WHAT YOU WILL DO >>
Please print nothing but the lines from the one containing "Convert this screenshot" to the final line below, exactly, and no pictures.

MATERIAL FOR THIS EXERCISE >>

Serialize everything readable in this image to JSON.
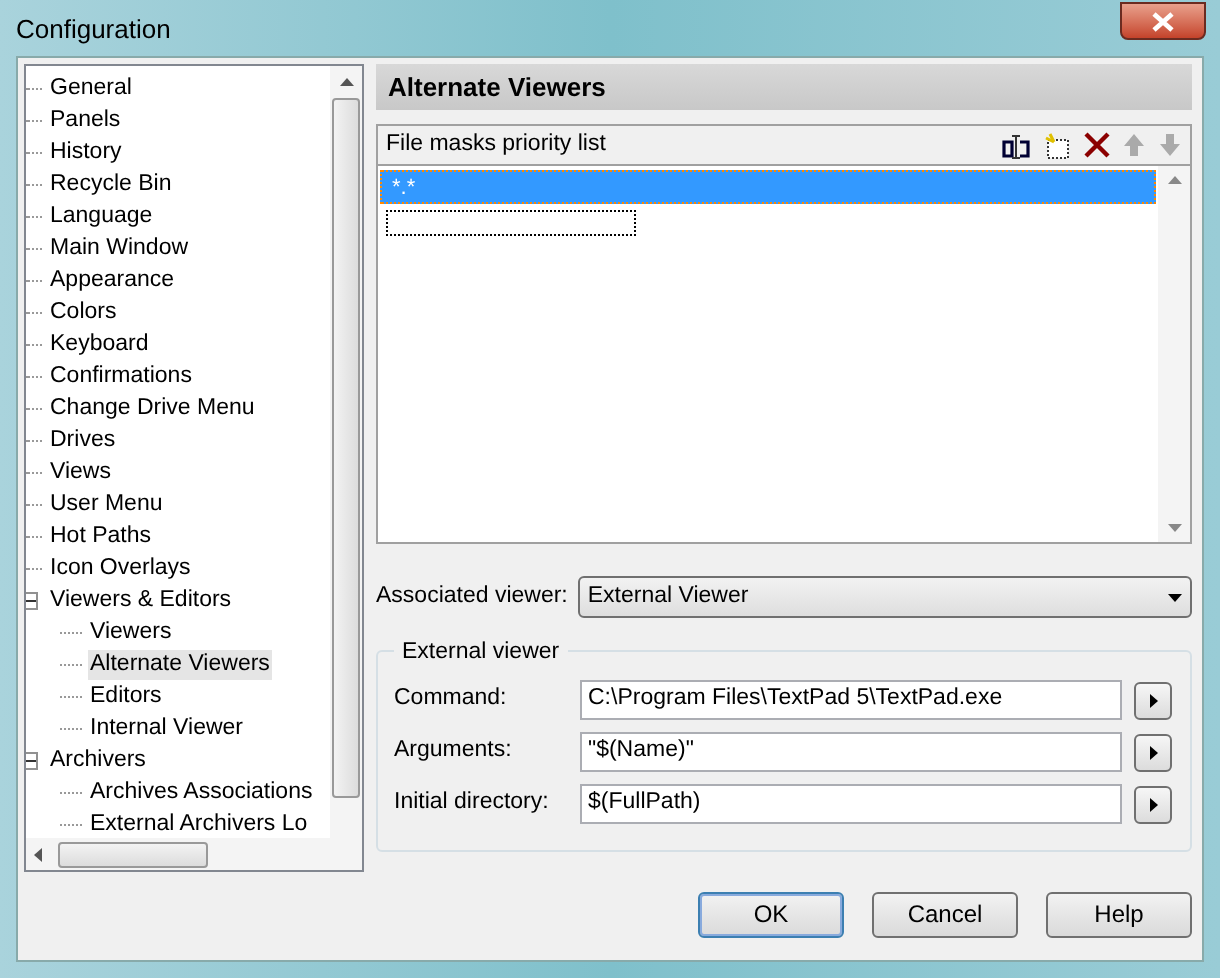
{
  "window": {
    "title": "Configuration"
  },
  "tree": [
    {
      "label": "General",
      "selected": false
    },
    {
      "label": "Panels",
      "selected": false
    },
    {
      "label": "History",
      "selected": false
    },
    {
      "label": "Recycle Bin",
      "selected": false
    },
    {
      "label": "Language",
      "selected": false
    },
    {
      "label": "Main Window",
      "selected": false
    },
    {
      "label": "Appearance",
      "selected": false
    },
    {
      "label": "Colors",
      "selected": false
    },
    {
      "label": "Keyboard",
      "selected": false
    },
    {
      "label": "Confirmations",
      "selected": false
    },
    {
      "label": "Change Drive Menu",
      "selected": false
    },
    {
      "label": "Drives",
      "selected": false
    },
    {
      "label": "Views",
      "selected": false
    },
    {
      "label": "User Menu",
      "selected": false
    },
    {
      "label": "Hot Paths",
      "selected": false
    },
    {
      "label": "Icon Overlays",
      "selected": false
    },
    {
      "label": "Viewers & Editors",
      "selected": false,
      "expanded": true,
      "children": [
        {
          "label": "Viewers",
          "selected": false
        },
        {
          "label": "Alternate Viewers",
          "selected": true
        },
        {
          "label": "Editors",
          "selected": false
        },
        {
          "label": "Internal Viewer",
          "selected": false
        }
      ]
    },
    {
      "label": "Archivers",
      "selected": false,
      "expanded": true,
      "children": [
        {
          "label": "Archives Associations",
          "selected": false
        },
        {
          "label": "External Archivers Lo",
          "selected": false
        }
      ]
    }
  ],
  "page": {
    "title": "Alternate Viewers",
    "list": {
      "title": "File masks priority list",
      "items": [
        {
          "text": "*.*",
          "selected": true
        }
      ]
    },
    "associated_viewer": {
      "label": "Associated viewer:",
      "value": "External Viewer"
    },
    "group": {
      "title": "External viewer",
      "fields": [
        {
          "label": "Command:",
          "value": "C:\\Program Files\\TextPad 5\\TextPad.exe"
        },
        {
          "label": "Arguments:",
          "value": "\"$(Name)\""
        },
        {
          "label": "Initial directory:",
          "value": "$(FullPath)"
        }
      ]
    }
  },
  "buttons": [
    "OK",
    "Cancel",
    "Help"
  ]
}
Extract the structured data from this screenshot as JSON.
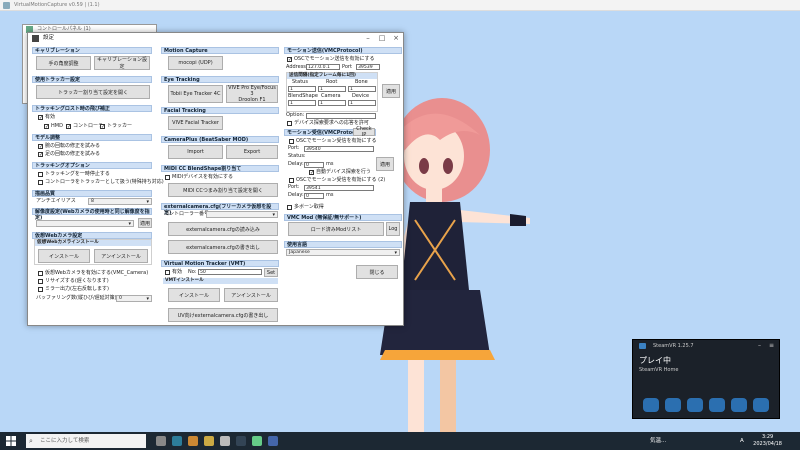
{
  "app": {
    "title": "VirtualMotionCapture v0.59 | (1.1)"
  },
  "control_panel": {
    "title": "コントロールパネル (1)"
  },
  "settings": {
    "title": "設定",
    "calibration": {
      "header": "キャリブレーション",
      "manual_btn": "手の角度調整",
      "calib_btn": "キャリブレーション設定"
    },
    "tracker_assign": {
      "header": "使用トラッカー設定",
      "open_btn": "トラッカー割り当て設定を開く"
    },
    "lost_tracking": {
      "header": "トラッキングロスト時の飛び補正",
      "enable": "有効",
      "hmd": "HMD",
      "controller": "コントローラ",
      "tracker": "トラッカー"
    },
    "model_adjust": {
      "header": "モデル調整",
      "elbow": "腕の回転の修正を試みる",
      "knee": "足の回転の修正を試みる"
    },
    "tracking_option": {
      "header": "トラッキングオプション",
      "pause": "トラッキングを一時停止する",
      "controller_tracker": "コントローラをトラッカーとして扱う(特殊持ち対応)"
    },
    "render": {
      "header": "描画品質",
      "aa_label": "アンチエイリアス",
      "aa_value": "8"
    },
    "webcam_res": {
      "header": "解像度設定(Webカメラの使用時と同じ解像度を指定)",
      "apply": "適用"
    },
    "virtual_cam": {
      "header": "仮想Webカメラ設定",
      "install_header": "仮想Webカメラインストール",
      "install": "インストール",
      "uninstall": "アンインストール",
      "use_vc": "仮想Webカメラを有効にする(VMC_Camera)",
      "resize": "リサイズする(遅くなります)",
      "mirror": "ミラー出力(左右反転します)",
      "buffering_label": "バッファリング数(縦ひび/遅延対策)：",
      "buffering_value": "0"
    },
    "motion_capture": {
      "header": "Motion Capture",
      "mocopi": "mocopi (UDP)"
    },
    "eye_tracking": {
      "header": "Eye Tracking",
      "tobii": "Tobii Eye Tracker 4C",
      "vive_pro": "VIVE Pro Eye/Focus 3\nDroolon F1"
    },
    "facial_tracking": {
      "header": "Facial Tracking",
      "vive_facial": "VIVE Facial Tracker"
    },
    "cameraplus": {
      "header": "CameraPlus (BeatSaber MOD)",
      "import": "Import",
      "export": "Export"
    },
    "midi": {
      "header": "MIDI CC BlendShape割り当て",
      "enable": "MIDIデバイスを有効にする",
      "open_btn": "MIDI CCつまみ割り当て設定を開く"
    },
    "external_camera": {
      "header": "externalcamera.cfg(フリーカメラ仮想を設定)",
      "controller_label": "コントローラー番号：",
      "load": "externalcamera.cfgの読み込み",
      "save": "externalcamera.cfgの書き出し"
    },
    "vmt": {
      "header": "Virtual Motion Tracker (VMT)",
      "enable": "有効",
      "no_label": "No:",
      "no_value": "50",
      "set": "Set",
      "install_header": "VMTインストール",
      "install": "インストール",
      "uninstall": "アンインストール",
      "uv_btn": "UV向けexternalcamera.cfgの書き出し"
    },
    "vmc_send": {
      "header": "モーション送信(VMCProtocol)",
      "enable": "OSCでモーション送信を有効にする",
      "address_label": "Address",
      "address_value": "127.0.0.1",
      "port_label": "Port",
      "port_value": "39539",
      "interval_header": "送信間隔(指定フレーム毎に1回)",
      "cols": [
        "Status",
        "Root",
        "Bone"
      ],
      "row1": [
        "1",
        "1",
        "1"
      ],
      "cols2": [
        "BlendShape",
        "Camera",
        "Device"
      ],
      "row2": [
        "1",
        "1",
        "1"
      ],
      "option_label": "Option:",
      "device_check": "デバイス探索要求への応答を許可",
      "apply": "適用"
    },
    "vmc_receive": {
      "header": "モーション受信(VMCProtocol) ※",
      "check_ip": "Check IP",
      "enable1": "OSCでモーション受信を有効にする",
      "port_label": "Port:",
      "port1": "39540",
      "status_label": "Status:",
      "delay_label": "Delay:",
      "delay1": "0",
      "ms": "ms",
      "auto_device": "自動デバイス探索を行う",
      "enable2": "OSCでモーション受信を有効にする (2)",
      "port2": "39541",
      "delay2": "0",
      "apply": "適用",
      "multi_bone": "多ボーン取得"
    },
    "vmc_mod": {
      "header": "VMC Mod (無保証/無サポート)",
      "loaded": "ロード済みModリスト",
      "log": "Log"
    },
    "language": {
      "header": "使用言語",
      "value": "Japanese"
    },
    "close": "閉じる"
  },
  "steamvr": {
    "title": "SteamVR 1.25.7",
    "status": "プレイ中",
    "home": "SteamVR Home"
  },
  "taskbar": {
    "search_placeholder": "ここに入力して検索",
    "weather": "気温...",
    "lang": "A",
    "time": "3:29",
    "date": "2023/04/18"
  }
}
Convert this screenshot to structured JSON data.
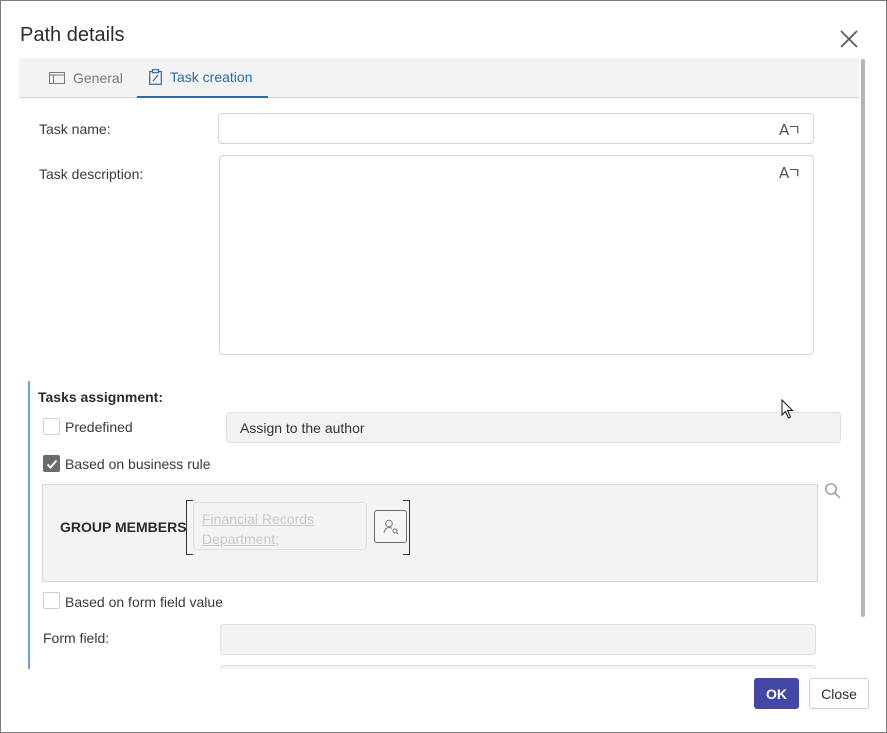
{
  "dialog": {
    "title": "Path details"
  },
  "tabs": [
    {
      "label": "General",
      "icon": "panel-icon",
      "active": false
    },
    {
      "label": "Task creation",
      "icon": "clipboard-edit-icon",
      "active": true
    }
  ],
  "form": {
    "task_name_label": "Task name:",
    "task_name_value": "",
    "task_description_label": "Task description:",
    "task_description_value": "",
    "translate_icon": "Aㄱ"
  },
  "assignment": {
    "title": "Tasks assignment:",
    "predefined_label": "Predefined",
    "predefined_checked": false,
    "predefined_value": "Assign to the author",
    "business_rule_label": "Based on business rule",
    "business_rule_checked": true,
    "group_members_label": "GROUP MEMBERS",
    "group_members_value_line1": "Financial Records ",
    "group_members_value_line2": "Department;",
    "form_field_value_label": "Based on form field value",
    "form_field_value_checked": false,
    "form_field_label": "Form field:",
    "form_field_value": ""
  },
  "footer": {
    "ok_label": "OK",
    "close_label": "Close"
  },
  "colors": {
    "accent": "#2a6aa8",
    "primary_button": "#4347a5",
    "section_border": "#6aa6da"
  }
}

THE ANSWER >>
Convert this screenshot to structured JSON data.
{
  "dialog": {
    "title": "Path details"
  },
  "tabs": [
    {
      "label": "General",
      "icon": "panel-icon",
      "active": false
    },
    {
      "label": "Task creation",
      "icon": "clipboard-edit-icon",
      "active": true
    }
  ],
  "form": {
    "task_name_label": "Task name:",
    "task_name_value": "",
    "task_description_label": "Task description:",
    "task_description_value": "",
    "translate_icon": "Aㄱ"
  },
  "assignment": {
    "title": "Tasks assignment:",
    "predefined_label": "Predefined",
    "predefined_checked": false,
    "predefined_value": "Assign to the author",
    "business_rule_label": "Based on business rule",
    "business_rule_checked": true,
    "group_members_label": "GROUP MEMBERS",
    "group_members_value_line1": "Financial Records ",
    "group_members_value_line2": "Department;",
    "form_field_value_label": "Based on form field value",
    "form_field_value_checked": false,
    "form_field_label": "Form field:",
    "form_field_value": ""
  },
  "footer": {
    "ok_label": "OK",
    "close_label": "Close"
  },
  "colors": {
    "accent": "#2a6aa8",
    "primary_button": "#4347a5",
    "section_border": "#6aa6da"
  }
}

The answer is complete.